*Task*
All records that follow are to be output exactly.
(Records)
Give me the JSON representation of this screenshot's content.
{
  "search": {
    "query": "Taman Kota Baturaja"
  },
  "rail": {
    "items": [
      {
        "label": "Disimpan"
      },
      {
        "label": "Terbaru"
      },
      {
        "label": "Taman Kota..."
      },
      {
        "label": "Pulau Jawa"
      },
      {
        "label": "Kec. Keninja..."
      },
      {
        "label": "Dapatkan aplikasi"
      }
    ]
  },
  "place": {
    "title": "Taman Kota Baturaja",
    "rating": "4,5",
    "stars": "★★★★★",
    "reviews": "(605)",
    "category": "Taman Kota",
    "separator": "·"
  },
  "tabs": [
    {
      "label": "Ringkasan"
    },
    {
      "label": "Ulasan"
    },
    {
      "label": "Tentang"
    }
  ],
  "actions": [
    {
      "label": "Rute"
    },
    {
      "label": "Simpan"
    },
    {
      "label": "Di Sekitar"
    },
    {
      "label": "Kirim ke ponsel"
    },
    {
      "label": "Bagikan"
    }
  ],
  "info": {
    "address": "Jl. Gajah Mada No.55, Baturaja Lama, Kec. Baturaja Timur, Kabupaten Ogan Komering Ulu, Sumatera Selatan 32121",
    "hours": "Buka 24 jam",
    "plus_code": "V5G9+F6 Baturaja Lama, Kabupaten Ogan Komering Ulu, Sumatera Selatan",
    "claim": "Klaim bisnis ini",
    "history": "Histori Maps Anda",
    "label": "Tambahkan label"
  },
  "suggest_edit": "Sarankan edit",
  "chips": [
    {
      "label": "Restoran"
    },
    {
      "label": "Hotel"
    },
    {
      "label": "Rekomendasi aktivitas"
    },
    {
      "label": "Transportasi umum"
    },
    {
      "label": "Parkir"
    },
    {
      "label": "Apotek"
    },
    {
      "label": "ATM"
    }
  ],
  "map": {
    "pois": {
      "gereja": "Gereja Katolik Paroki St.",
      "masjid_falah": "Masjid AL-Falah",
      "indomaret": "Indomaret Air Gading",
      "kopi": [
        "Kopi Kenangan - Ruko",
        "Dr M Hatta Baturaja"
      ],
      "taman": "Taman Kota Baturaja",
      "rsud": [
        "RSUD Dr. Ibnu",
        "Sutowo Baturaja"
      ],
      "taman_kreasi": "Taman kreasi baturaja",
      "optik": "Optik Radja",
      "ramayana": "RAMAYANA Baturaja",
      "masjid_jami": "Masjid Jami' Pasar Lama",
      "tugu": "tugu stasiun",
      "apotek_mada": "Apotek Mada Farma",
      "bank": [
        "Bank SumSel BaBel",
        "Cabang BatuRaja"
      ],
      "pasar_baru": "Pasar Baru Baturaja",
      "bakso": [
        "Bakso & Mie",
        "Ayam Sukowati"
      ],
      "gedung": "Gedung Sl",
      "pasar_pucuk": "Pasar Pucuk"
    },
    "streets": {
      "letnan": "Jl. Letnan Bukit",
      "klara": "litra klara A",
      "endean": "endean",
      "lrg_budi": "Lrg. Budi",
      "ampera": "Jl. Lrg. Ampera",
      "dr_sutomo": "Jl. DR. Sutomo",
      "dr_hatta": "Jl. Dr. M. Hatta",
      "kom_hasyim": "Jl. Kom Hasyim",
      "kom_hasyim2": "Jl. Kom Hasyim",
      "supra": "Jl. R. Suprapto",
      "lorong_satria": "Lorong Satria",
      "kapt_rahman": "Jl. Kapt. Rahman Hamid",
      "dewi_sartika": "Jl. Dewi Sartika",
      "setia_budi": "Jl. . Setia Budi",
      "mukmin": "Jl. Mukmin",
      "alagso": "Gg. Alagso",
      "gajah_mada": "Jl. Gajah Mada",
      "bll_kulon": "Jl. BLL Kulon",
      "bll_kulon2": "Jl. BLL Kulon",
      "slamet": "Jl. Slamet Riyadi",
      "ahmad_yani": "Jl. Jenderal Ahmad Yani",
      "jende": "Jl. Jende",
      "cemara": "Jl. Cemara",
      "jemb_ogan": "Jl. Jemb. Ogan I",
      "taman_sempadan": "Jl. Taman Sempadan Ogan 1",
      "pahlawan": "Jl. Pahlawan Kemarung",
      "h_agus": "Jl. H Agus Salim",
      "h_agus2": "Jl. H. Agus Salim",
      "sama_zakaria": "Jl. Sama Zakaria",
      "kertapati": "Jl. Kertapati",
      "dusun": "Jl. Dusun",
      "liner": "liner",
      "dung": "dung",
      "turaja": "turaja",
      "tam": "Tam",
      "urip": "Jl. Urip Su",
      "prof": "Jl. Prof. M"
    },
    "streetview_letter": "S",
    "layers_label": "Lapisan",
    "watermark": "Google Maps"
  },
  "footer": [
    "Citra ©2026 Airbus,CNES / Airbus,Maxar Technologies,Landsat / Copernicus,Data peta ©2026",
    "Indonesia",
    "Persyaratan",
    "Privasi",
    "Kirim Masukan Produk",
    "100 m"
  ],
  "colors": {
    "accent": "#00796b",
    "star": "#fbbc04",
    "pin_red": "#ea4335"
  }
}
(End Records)
*Task response*
Give me the JSON representation of this screenshot's content.
{
  "search": {
    "query": "Taman Kota Baturaja"
  },
  "rail": {
    "items": [
      {
        "label": "Disimpan"
      },
      {
        "label": "Terbaru"
      },
      {
        "label": "Taman Kota..."
      },
      {
        "label": "Pulau Jawa"
      },
      {
        "label": "Kec. Keninja..."
      },
      {
        "label": "Dapatkan aplikasi"
      }
    ]
  },
  "place": {
    "title": "Taman Kota Baturaja",
    "rating": "4,5",
    "stars": "★★★★★",
    "reviews": "(605)",
    "category": "Taman Kota",
    "separator": "·"
  },
  "tabs": [
    {
      "label": "Ringkasan"
    },
    {
      "label": "Ulasan"
    },
    {
      "label": "Tentang"
    }
  ],
  "actions": [
    {
      "label": "Rute"
    },
    {
      "label": "Simpan"
    },
    {
      "label": "Di Sekitar"
    },
    {
      "label": "Kirim ke ponsel"
    },
    {
      "label": "Bagikan"
    }
  ],
  "info": {
    "address": "Jl. Gajah Mada No.55, Baturaja Lama, Kec. Baturaja Timur, Kabupaten Ogan Komering Ulu, Sumatera Selatan 32121",
    "hours": "Buka 24 jam",
    "plus_code": "V5G9+F6 Baturaja Lama, Kabupaten Ogan Komering Ulu, Sumatera Selatan",
    "claim": "Klaim bisnis ini",
    "history": "Histori Maps Anda",
    "label": "Tambahkan label"
  },
  "suggest_edit": "Sarankan edit",
  "chips": [
    {
      "label": "Restoran"
    },
    {
      "label": "Hotel"
    },
    {
      "label": "Rekomendasi aktivitas"
    },
    {
      "label": "Transportasi umum"
    },
    {
      "label": "Parkir"
    },
    {
      "label": "Apotek"
    },
    {
      "label": "ATM"
    }
  ],
  "map": {
    "pois": {
      "gereja": "Gereja Katolik Paroki St.",
      "masjid_falah": "Masjid AL-Falah",
      "indomaret": "Indomaret Air Gading",
      "kopi": [
        "Kopi Kenangan - Ruko",
        "Dr M Hatta Baturaja"
      ],
      "taman": "Taman Kota Baturaja",
      "rsud": [
        "RSUD Dr. Ibnu",
        "Sutowo Baturaja"
      ],
      "taman_kreasi": "Taman kreasi baturaja",
      "optik": "Optik Radja",
      "ramayana": "RAMAYANA Baturaja",
      "masjid_jami": "Masjid Jami' Pasar Lama",
      "tugu": "tugu stasiun",
      "apotek_mada": "Apotek Mada Farma",
      "bank": [
        "Bank SumSel BaBel",
        "Cabang BatuRaja"
      ],
      "pasar_baru": "Pasar Baru Baturaja",
      "bakso": [
        "Bakso & Mie",
        "Ayam Sukowati"
      ],
      "gedung": "Gedung Sl",
      "pasar_pucuk": "Pasar Pucuk"
    },
    "streets": {
      "letnan": "Jl. Letnan Bukit",
      "klara": "litra klara A",
      "endean": "endean",
      "lrg_budi": "Lrg. Budi",
      "ampera": "Jl. Lrg. Ampera",
      "dr_sutomo": "Jl. DR. Sutomo",
      "dr_hatta": "Jl. Dr. M. Hatta",
      "kom_hasyim": "Jl. Kom Hasyim",
      "kom_hasyim2": "Jl. Kom Hasyim",
      "supra": "Jl. R. Suprapto",
      "lorong_satria": "Lorong Satria",
      "kapt_rahman": "Jl. Kapt. Rahman Hamid",
      "dewi_sartika": "Jl. Dewi Sartika",
      "setia_budi": "Jl. . Setia Budi",
      "mukmin": "Jl. Mukmin",
      "alagso": "Gg. Alagso",
      "gajah_mada": "Jl. Gajah Mada",
      "bll_kulon": "Jl. BLL Kulon",
      "bll_kulon2": "Jl. BLL Kulon",
      "slamet": "Jl. Slamet Riyadi",
      "ahmad_yani": "Jl. Jenderal Ahmad Yani",
      "jende": "Jl. Jende",
      "cemara": "Jl. Cemara",
      "jemb_ogan": "Jl. Jemb. Ogan I",
      "taman_sempadan": "Jl. Taman Sempadan Ogan 1",
      "pahlawan": "Jl. Pahlawan Kemarung",
      "h_agus": "Jl. H Agus Salim",
      "h_agus2": "Jl. H. Agus Salim",
      "sama_zakaria": "Jl. Sama Zakaria",
      "kertapati": "Jl. Kertapati",
      "dusun": "Jl. Dusun",
      "liner": "liner",
      "dung": "dung",
      "turaja": "turaja",
      "tam": "Tam",
      "urip": "Jl. Urip Su",
      "prof": "Jl. Prof. M"
    },
    "streetview_letter": "S",
    "layers_label": "Lapisan",
    "watermark": "Google Maps"
  },
  "footer": [
    "Citra ©2026 Airbus,CNES / Airbus,Maxar Technologies,Landsat / Copernicus,Data peta ©2026",
    "Indonesia",
    "Persyaratan",
    "Privasi",
    "Kirim Masukan Produk",
    "100 m"
  ],
  "colors": {
    "accent": "#00796b",
    "star": "#fbbc04",
    "pin_red": "#ea4335"
  }
}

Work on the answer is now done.